Donagh sex abuse claims investigation widens

Further suspects are set to be questioned by detectives investigating serial sex abuse allegations in a rural village in Northern Ireland, it emerged today.

The investigation in Donagh, Co Fermanagh, which has already seen four brothers face a litany of abuse charges dating over a 30-year period has now been widened.

The development emerged 24 hours after two of the brothers, both of whom had returned to live in the village after being declared mentally unfit to stand trial, voluntarily checked themselves into a psychiatric unit.

Locals reacted furiously when James and Owen Roe McDermott, 61 and 52 respectively, resumed living in the family home near a children’s play park after the judge’s ruling last month.

Of the other two brothers, John McDermott was jailed for nine years, while Peter Paul McDermott killed himself during the trial.

It is understood police have received information raising concerns that others were involved in the abuse.

A Police Service of Northern Ireland spokesman said he could not comment on the specifics of the case.
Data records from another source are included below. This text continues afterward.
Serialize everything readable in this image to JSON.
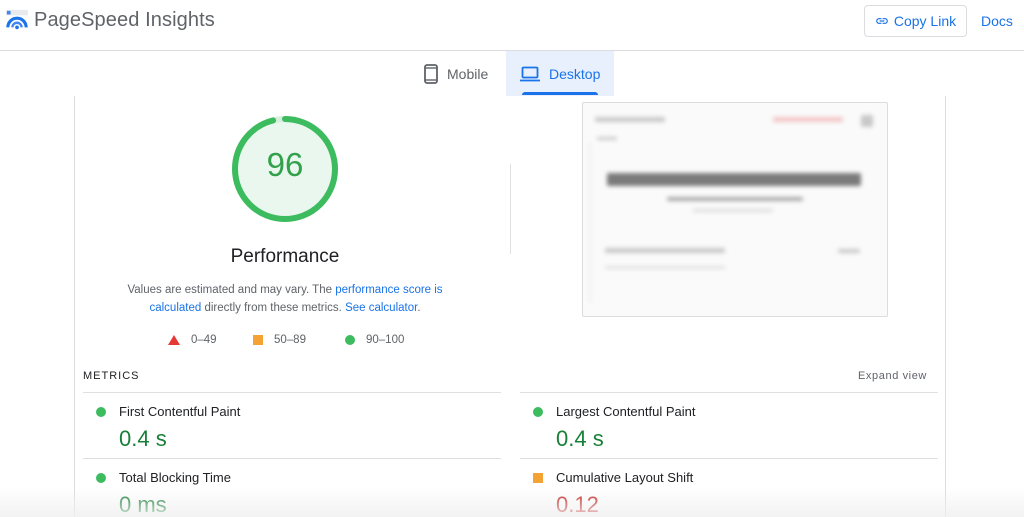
{
  "header": {
    "app_title": "PageSpeed Insights",
    "copy_link_label": "Copy Link",
    "docs_label": "Docs",
    "logo_icon": "pagespeed-logo-icon"
  },
  "tabs": [
    {
      "label": "Mobile",
      "icon": "phone-icon",
      "selected": false
    },
    {
      "label": "Desktop",
      "icon": "laptop-icon",
      "selected": true
    }
  ],
  "performance": {
    "score": "96",
    "score_fraction": 0.96,
    "title": "Performance",
    "desc_prefix": "Values are estimated and may vary. The ",
    "desc_link1": "performance score is calculated",
    "desc_mid": " directly from these metrics. ",
    "desc_link2": "See calculator",
    "desc_suffix": ".",
    "legend": [
      {
        "range": "0–49",
        "shape": "triangle",
        "color": "#e53935"
      },
      {
        "range": "50–89",
        "shape": "square",
        "color": "#f4a234"
      },
      {
        "range": "90–100",
        "shape": "circle",
        "color": "#3dbc5f"
      }
    ]
  },
  "metrics_section": {
    "label": "METRICS",
    "expand_label": "Expand view",
    "items": [
      {
        "name": "First Contentful Paint",
        "value": "0.4 s",
        "status": "good"
      },
      {
        "name": "Largest Contentful Paint",
        "value": "0.4 s",
        "status": "good"
      },
      {
        "name": "Total Blocking Time",
        "value": "0 ms",
        "status": "good"
      },
      {
        "name": "Cumulative Layout Shift",
        "value": "0.12",
        "status": "average"
      }
    ]
  },
  "colors": {
    "accent": "#1a73e8",
    "good": "#3dbc5f",
    "average": "#f4a234",
    "poor": "#e53935"
  }
}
But he added: “Any concerns reported to police will be investigated thoroughly.”

Health officials from the Western Trust last night confirmed that James and Owen Roe McDermott were now under their care in Derry.

The two brothers’ return to the family home on the Moorlough Road in the village prompted protests from locals, and calls for action by the Stormont Assembly to close the legal loophole that meant they could not be committed to an institution.
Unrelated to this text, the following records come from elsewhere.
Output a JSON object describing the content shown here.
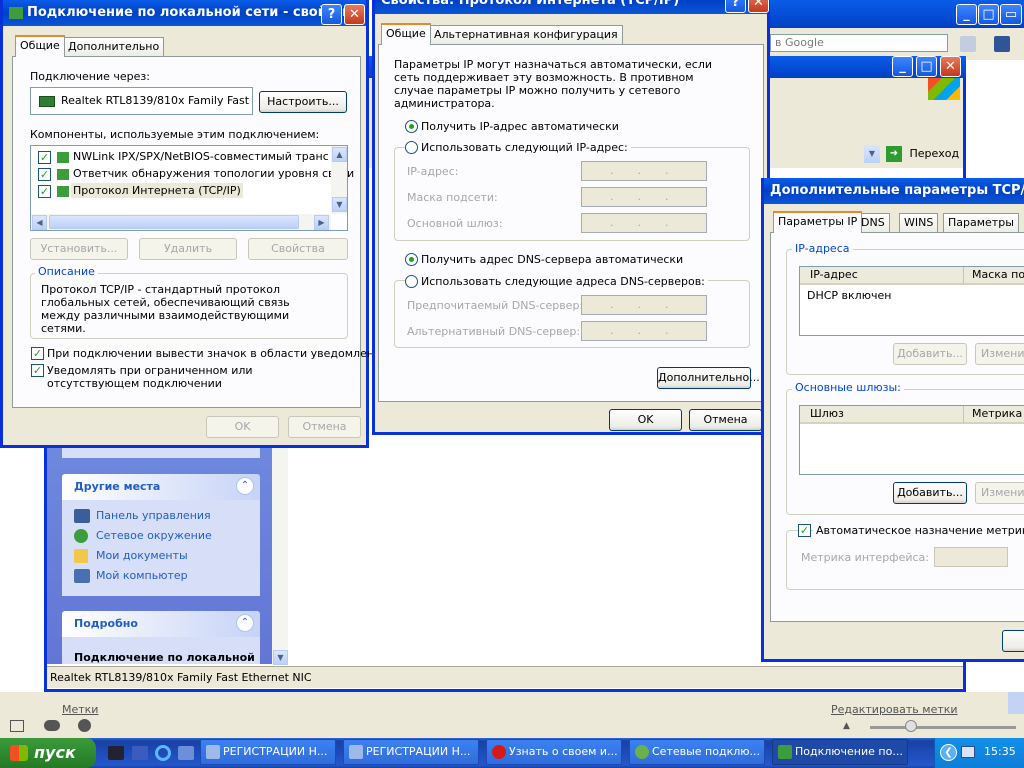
{
  "browser": {
    "search_placeholder": "в Google",
    "go_label": "Переход"
  },
  "explorer": {
    "other_places_title": "Другие места",
    "other_places": [
      "Панель управления",
      "Сетевое окружение",
      "Мои документы",
      "Мой компьютер"
    ],
    "details_title": "Подробно",
    "details_name": "Подключение по локальной",
    "status_text": "Realtek RTL8139/810x Family Fast Ethernet NIC"
  },
  "lan_props": {
    "title": "Подключение по локальной сети - свойства",
    "tabs": [
      "Общие",
      "Дополнительно"
    ],
    "connect_using_label": "Подключение через:",
    "adapter": "Realtek RTL8139/810x Family Fast",
    "configure_btn": "Настроить...",
    "components_label": "Компоненты, используемые этим подключением:",
    "components": [
      "NWLink IPX/SPX/NetBIOS-совместимый транспорт",
      "Ответчик обнаружения топологии уровня связи",
      "Протокол Интернета (TCP/IP)"
    ],
    "install_btn": "Установить...",
    "uninstall_btn": "Удалить",
    "properties_btn": "Свойства",
    "description_label": "Описание",
    "description_text": "Протокол TCP/IP - стандартный протокол глобальных сетей, обеспечивающий связь между различными взаимодействующими сетями.",
    "show_icon_label": "При подключении вывести значок в области уведомлений",
    "notify_label": "Уведомлять при ограниченном или отсутствующем подключении",
    "ok_btn": "OK",
    "cancel_btn": "Отмена"
  },
  "tcpip": {
    "title": "Свойства: Протокол Интернета (TCP/IP)",
    "tabs": [
      "Общие",
      "Альтернативная конфигурация"
    ],
    "intro": "Параметры IP могут назначаться автоматически, если сеть поддерживает эту возможность. В противном случае параметры IP можно получить у сетевого администратора.",
    "auto_ip": "Получить IP-адрес автоматически",
    "manual_ip": "Использовать следующий IP-адрес:",
    "ip_label": "IP-адрес:",
    "mask_label": "Маска подсети:",
    "gateway_label": "Основной шлюз:",
    "auto_dns": "Получить адрес DNS-сервера автоматически",
    "manual_dns": "Использовать следующие адреса DNS-серверов:",
    "pref_dns_label": "Предпочитаемый DNS-сервер:",
    "alt_dns_label": "Альтернативный DNS-сервер:",
    "advanced_btn": "Дополнительно...",
    "ok_btn": "OK",
    "cancel_btn": "Отмена"
  },
  "advanced": {
    "title": "Дополнительные параметры TCP/IP",
    "tabs": [
      "Параметры IP",
      "DNS",
      "WINS",
      "Параметры"
    ],
    "ip_group": "IP-адреса",
    "ip_col": "IP-адрес",
    "mask_col": "Маска под",
    "dhcp_row": "DHCP включен",
    "add_btn": "Добавить...",
    "edit_btn": "Изменит",
    "gw_group": "Основные шлюзы:",
    "gw_col": "Шлюз",
    "metric_col": "Метрика",
    "auto_metric": "Автоматическое назначение метрики",
    "iface_metric": "Метрика интерфейса:"
  },
  "bottom": {
    "labels_left": "Метки",
    "labels_right": "Редактировать метки"
  },
  "taskbar": {
    "start": "пуск",
    "tasks": [
      "РЕГИСТРАЦИИ Н...",
      "РЕГИСТРАЦИИ Н...",
      "Узнать о своем и...",
      "Сетевые подклю...",
      "Подключение по..."
    ],
    "clock": "15:35"
  }
}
Sinn Féin councillor for East Fermanagh Thomas O’Reilly welcomed the widening of the investigation.

“The suspicion is there are more abusers and more victims,” he said.

“The immediate problem facing the community was to have the two abusers moved out and that has now happened, and now I think there will be more speculation whether more victims and abusers will emerge.

“The community wants to see the suffering that has been perpetuated in this community for almost forty years addressed and investigated.”


More in this Section

Legal Aid Board calls for 'rethink' as it sees increase in waiting listsLegal Aid Board calls for 'rethink' as it sees increase in waiting lists

Leo Varadkar reiterates willingness to work with FF 'if the numbers fall a certain way'Leo Varadkar reiterates willingness to work with FF 'if the numbers fall a certain way'

Oberstown Children’s Detention Campus facing legal claims worth up to €4.79mOberstown Children’s Detention Campus facing legal claims worth up to €4.79m

Sinn Féin launches policy proposals on mental healthSinn Féin launches policy proposals on mental health


Lifestyle

After years of saying no, Patrick Stewart tells Georgia Humphreys why he finally agreed to reprise his role as Jean-Luc PicardPatrick Stewart on boldly returning for Star Trek Picard

Cork teenager Jessie Griffin is launching a new comic-book series about her own life. She tells Donal O’Keeffe about her work as a comic artist, living with Asperger’s, and her life-changing time with the Cork Life CentrePicture perfect way of sharing Jessie’s story

Sorting out Cork people for agesAsk Audrey: The only way to improve air quality in Douglas is to move it upwind from Passage West

The Lighthouse is being hailed as one of the best — and strangest — films of the year. Its director tells Esther McCarthy about casting Robert Pattinson, and why he used 100-year-old lensesGoing against the grain: Robert Eggers talks about making his latest film The Lighthouse

More From The Irish Examiner